The study was led by Imre Bard of the London School of Economics and Political Science (England) and involved Gema Revuelta, director of Pompeu Fabra University Studies Center on Science, Communication and Society (CCS) and Núria Saladié, a researcher at the same centre.
The study is part of the European project Neuroenhancement and Responsible Research and Innovation (NERRI) and has been published in the journal Neuroethics. The research consisted of an online survey on a representative sample of 11,716 people from 10 European countries and the United States. To draw up the questions of the questionnaire, the researchers based themselves on the major issues, concerns and visions that emerged spontaneously in the more than 60 informal citizen participation activities that were carried out in the framework of the NERRI project during the previous two years in different European cities. This led to the drafting of a questionnaire that is divided into two parts. The first presented a series of “vignettes” or hypothetical situations in which a person took a decision and the respondent was asked whether in the place of the protagonist s/he would have taken the same decision or not. In the second part of the questionnaire, the respondent had to award their degree of conformity with 14 statements concerning neuroenhancement.
In the “vignettes” on which the first part of the survey was based, a situation was posed in which a protagonist with certain characteristics (gender, age, etc.) faced a dilemma (e.g., failing an exam or losing a job) and made a decision to solve it that involved either receiving a neuroenhancement technique or not (for example, taking a tablet or applying electrical brain stimulation by means of an extracraneal device). Thus it was assessed how the acceptance of neuroenhancement by participants could vary according to the gender and the supposed abilities of the protagonist, the perceived effectiveness of the effects of the technique or the type of “neuroenhancer” used (pill versus electrical stimulation).
The research results show that, in general, the scenarios in which the effectiveness of the device was supposedly higher and the subject’s abilities lower were better accepted by the public. Conversely, in cases where the supposed ability of the protagonist of the vignette was already good, the respondents were not so much in favour of further enhancement.
In the second part of the survey, the participants were asked whether they agreed with a series of statements about neuroenhancement. In general, over 70% of the participants stated that neuroenhancement should not be used in children and that it is important that for its application to be supervised by the public authorities. In addition, the researchers noted clear generational differences, since younger participants showed greater support for the use of these devices.

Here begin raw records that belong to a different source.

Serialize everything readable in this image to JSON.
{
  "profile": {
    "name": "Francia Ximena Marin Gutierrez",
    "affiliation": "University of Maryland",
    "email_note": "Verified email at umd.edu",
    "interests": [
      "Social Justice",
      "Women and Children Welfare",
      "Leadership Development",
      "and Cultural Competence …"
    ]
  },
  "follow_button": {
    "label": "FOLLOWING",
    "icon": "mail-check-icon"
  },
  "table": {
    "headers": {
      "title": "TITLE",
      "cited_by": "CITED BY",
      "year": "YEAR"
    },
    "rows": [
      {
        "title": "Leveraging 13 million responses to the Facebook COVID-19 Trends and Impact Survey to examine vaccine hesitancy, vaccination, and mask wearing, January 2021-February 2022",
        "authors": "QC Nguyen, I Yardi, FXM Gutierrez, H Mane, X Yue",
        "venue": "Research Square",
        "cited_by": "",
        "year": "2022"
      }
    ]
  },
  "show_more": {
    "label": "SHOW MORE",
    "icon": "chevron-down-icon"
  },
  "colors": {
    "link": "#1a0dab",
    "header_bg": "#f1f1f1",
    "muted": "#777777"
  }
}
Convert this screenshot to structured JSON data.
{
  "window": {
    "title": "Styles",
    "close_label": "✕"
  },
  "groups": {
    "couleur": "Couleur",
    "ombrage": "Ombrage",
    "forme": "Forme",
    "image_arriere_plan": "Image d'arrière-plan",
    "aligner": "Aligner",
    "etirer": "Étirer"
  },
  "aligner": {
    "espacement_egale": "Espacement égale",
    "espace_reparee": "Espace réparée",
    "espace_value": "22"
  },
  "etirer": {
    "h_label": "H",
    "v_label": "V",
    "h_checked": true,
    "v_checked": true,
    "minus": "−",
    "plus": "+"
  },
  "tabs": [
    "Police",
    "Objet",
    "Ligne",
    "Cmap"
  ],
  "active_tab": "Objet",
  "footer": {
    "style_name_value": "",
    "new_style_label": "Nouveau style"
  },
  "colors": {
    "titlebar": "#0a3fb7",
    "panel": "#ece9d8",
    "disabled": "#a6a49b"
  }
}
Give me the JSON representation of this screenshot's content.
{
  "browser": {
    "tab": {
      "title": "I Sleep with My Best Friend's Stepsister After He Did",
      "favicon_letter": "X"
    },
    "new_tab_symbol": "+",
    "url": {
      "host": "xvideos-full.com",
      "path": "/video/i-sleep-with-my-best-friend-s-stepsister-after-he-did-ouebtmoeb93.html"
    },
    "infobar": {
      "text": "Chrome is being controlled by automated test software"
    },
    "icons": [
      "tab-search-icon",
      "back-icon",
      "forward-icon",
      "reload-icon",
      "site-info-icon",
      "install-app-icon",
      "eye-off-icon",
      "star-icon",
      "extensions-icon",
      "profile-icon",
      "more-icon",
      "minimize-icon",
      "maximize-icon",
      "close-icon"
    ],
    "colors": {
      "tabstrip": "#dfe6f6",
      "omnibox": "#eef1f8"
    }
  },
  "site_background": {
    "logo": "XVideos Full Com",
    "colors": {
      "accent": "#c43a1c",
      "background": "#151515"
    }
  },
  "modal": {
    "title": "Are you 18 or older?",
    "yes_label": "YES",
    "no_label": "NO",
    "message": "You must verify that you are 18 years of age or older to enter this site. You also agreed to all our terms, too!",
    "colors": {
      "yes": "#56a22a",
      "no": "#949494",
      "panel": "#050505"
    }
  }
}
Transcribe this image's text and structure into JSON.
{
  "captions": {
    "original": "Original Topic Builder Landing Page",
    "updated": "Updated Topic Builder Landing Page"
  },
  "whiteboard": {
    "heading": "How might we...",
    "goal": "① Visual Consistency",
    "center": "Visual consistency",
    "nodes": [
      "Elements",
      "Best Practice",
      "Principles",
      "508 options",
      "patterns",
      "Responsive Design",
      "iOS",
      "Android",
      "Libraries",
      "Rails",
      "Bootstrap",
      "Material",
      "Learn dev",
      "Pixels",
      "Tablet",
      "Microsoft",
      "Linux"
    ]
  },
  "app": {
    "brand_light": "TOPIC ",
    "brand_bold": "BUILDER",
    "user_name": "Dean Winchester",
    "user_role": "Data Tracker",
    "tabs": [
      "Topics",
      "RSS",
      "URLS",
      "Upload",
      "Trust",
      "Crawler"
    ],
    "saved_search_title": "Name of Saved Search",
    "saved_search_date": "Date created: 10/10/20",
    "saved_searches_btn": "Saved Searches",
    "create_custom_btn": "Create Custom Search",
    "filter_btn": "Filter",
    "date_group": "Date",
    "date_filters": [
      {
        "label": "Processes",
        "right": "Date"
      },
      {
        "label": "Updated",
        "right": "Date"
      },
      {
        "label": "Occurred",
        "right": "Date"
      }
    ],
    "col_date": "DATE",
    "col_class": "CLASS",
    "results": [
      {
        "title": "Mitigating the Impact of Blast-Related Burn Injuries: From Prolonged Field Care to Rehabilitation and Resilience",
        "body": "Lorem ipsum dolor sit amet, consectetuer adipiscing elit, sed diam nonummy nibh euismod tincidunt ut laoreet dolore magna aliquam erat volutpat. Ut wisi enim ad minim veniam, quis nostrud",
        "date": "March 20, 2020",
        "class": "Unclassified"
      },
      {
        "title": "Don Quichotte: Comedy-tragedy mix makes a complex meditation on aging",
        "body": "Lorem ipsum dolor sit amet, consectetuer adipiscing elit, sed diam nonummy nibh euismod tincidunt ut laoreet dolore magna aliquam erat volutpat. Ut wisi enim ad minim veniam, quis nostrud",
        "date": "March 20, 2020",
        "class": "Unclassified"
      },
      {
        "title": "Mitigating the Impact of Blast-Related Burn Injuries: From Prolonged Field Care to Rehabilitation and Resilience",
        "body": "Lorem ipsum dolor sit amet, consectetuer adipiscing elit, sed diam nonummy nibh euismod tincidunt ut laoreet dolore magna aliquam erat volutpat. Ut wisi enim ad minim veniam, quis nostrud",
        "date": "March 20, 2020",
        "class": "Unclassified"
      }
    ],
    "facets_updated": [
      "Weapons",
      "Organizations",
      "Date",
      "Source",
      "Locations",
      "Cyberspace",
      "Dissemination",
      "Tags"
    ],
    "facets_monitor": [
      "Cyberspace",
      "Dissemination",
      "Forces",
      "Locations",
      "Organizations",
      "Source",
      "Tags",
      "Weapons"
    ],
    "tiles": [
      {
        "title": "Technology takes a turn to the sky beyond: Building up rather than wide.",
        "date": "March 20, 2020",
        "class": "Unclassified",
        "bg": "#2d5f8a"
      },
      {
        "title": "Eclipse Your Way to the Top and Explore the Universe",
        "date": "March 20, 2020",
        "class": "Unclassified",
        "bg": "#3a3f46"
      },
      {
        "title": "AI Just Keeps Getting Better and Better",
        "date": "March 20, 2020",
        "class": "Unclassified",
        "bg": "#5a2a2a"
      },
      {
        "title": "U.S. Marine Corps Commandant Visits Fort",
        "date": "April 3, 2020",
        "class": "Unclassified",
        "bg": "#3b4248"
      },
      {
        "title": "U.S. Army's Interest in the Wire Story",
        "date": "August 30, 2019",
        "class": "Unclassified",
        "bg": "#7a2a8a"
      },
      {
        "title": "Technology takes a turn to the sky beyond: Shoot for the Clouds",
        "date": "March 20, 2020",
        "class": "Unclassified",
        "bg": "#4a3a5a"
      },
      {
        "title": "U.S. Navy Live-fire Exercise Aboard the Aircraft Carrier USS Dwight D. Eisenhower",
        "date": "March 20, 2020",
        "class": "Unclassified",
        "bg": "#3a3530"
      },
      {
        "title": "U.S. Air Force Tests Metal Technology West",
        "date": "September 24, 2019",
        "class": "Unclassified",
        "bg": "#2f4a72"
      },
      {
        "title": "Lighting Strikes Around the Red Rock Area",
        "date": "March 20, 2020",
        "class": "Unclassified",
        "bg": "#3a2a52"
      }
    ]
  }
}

Various statistical techniques were used to identify two types of positioning: one more cautious and social, and the other more proactive and individual. The outlook characterized by a societal protective attitude, more reluctant to the use of neuroenhancement, is aware of the consequences and fears that it may threaten social cohesion. The more individual and proactionary vision supports its use and emphasizes the opportunities that these technologies represent, since they enable society to meet future challenges. “But for most people, these visions were not exclusive, which suggests that often neuroenhancement can be considered an opportunity for the future and at the same time a cautious attitude can be adopted towards its use”, concludes Gema Revuelta.
Imre Bard, George Gaskell, Agnes Allansdottir, Rui Vieira da Cunha, Peter Eduard, Juergen Hampel, Elisabeth Hildt, Christian Hofmaier, Nicole Kronberger, Sheena Laursen, Anna Meijknecht, Salvör Nordal, Alexandre Quintanilha, Gema Revuelta, Núria Saladié, Judit Sándor, Júlio Borlido Santos, Simone Seyringer, Ilina Singh, Han Somsen, Winnie Toonders, Helge Torgersen, Vincent Torre, Márton Varju, Hub Zwart. Bottom Up Ethics – Neuroenhancement in Education and Employment. Neuroethics, May 2018. doi.org/10.1007/s12152-018-9366-7)
Este blog cuenta con la financiación de la Fundación Española para la Ciencia y la Tecnología (FECYT) y el Ministerio de Ciencia, Innovación y Universidades